With the birth of two new babies amongst my Starbucks coworkers, we began a little photo display on the front of one of our registers. Customers love it. Over time, many customers inquired which kid was mine. Some, when they heard my reply, would follow it with, "Well, when's your turn?" It's not that this little exchange irritated me, as much as I realized I had a creative solution to it. So I began posting pictures of my own kids...

I recently took a trip to visit my kids at the farm. Well, by kids I mean adopted kids, Bert and Ernie, twin Alpine dairy goats. Unfortunately, I cannot take these kids home to Ballard, because for one, the farm would not look kindly on kid-napping, and two, they would eat the inside of my apartment to smithereens. Kids will do that, or so I hear. So, I brought Mom with me on this particular visit, because she, like any good grandma, wants to bond with her grandkids. We were both anticipating the visit, but when we arrived, the kids were out to pasture and didn't pay us much attention. We waved and hollered, cajoled and whistled and waited; still, the kids ignored us. It appeared we'd come at an inconvenient time.
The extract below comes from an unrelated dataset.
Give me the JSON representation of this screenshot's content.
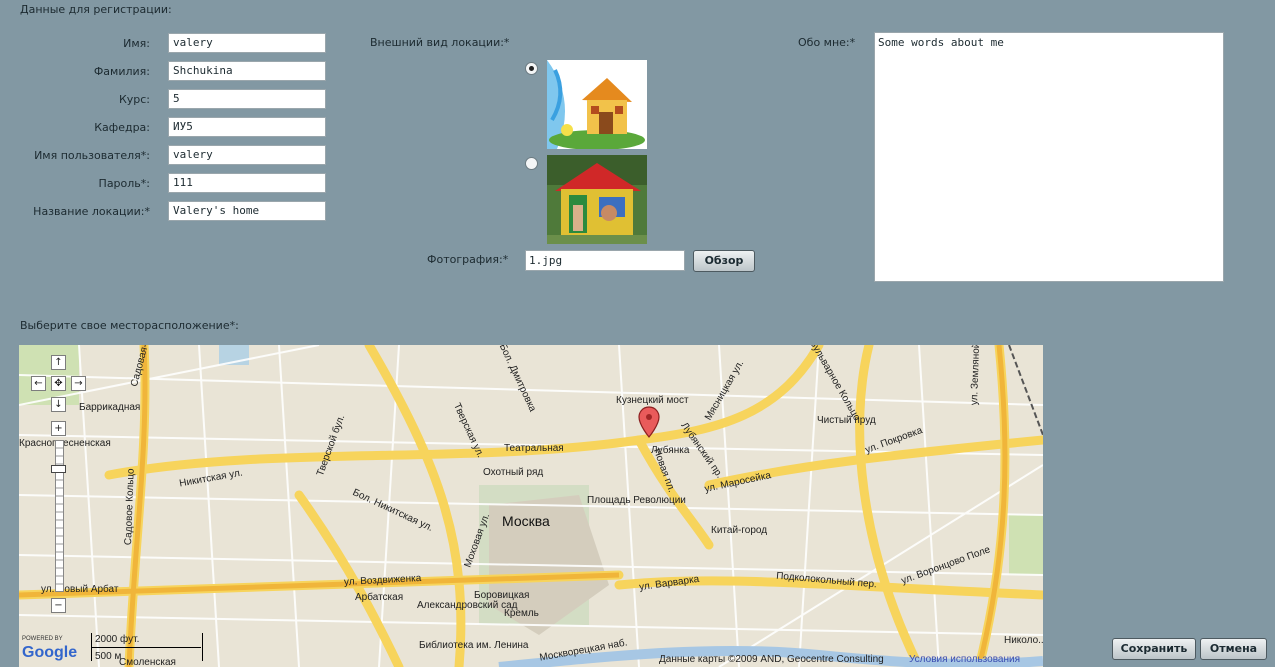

Bert and Ernie dismissed us, but in their absence, another kid whose name I don't know, came shuffling quietly over to us beside the fence. [On a side note, visiting the kids does have a bit of a prison visit feel to it, with the wire fence and all between us, but I try to overlook that.] This kid had fairer hair and squinty green eyes that wouldn't look directly at us. Kind of a nervous kid, I'd say. I called to the kid and reached my fingers just far enough to scratch the kid's side. I continued scratching the nervous kid's tummy, and when I commenced with the petting, the kid took one nonchalant step closer to the fence. Now I could reach the kid's nose. So I scratched and petted him on his nose and behind his ears and atop his head, without him so much blinking one of his beady little eyes. And when I paused an extra long pause - he scooted even closer to the fence. We continued this little dance until said kid was pressed against the fence. This kid, so quiet and sad and socially awkward, with each "meehhh"-less movement closer to the fence seemed to be shouting, "pick me, pick me!" What could I do? I melted.

So while I didn't exactly get to see my kids up close this visit, I did adopt another kid, and that made me very happy. Very happy, indeed. After all, as the saying goes, "no goat, no glory."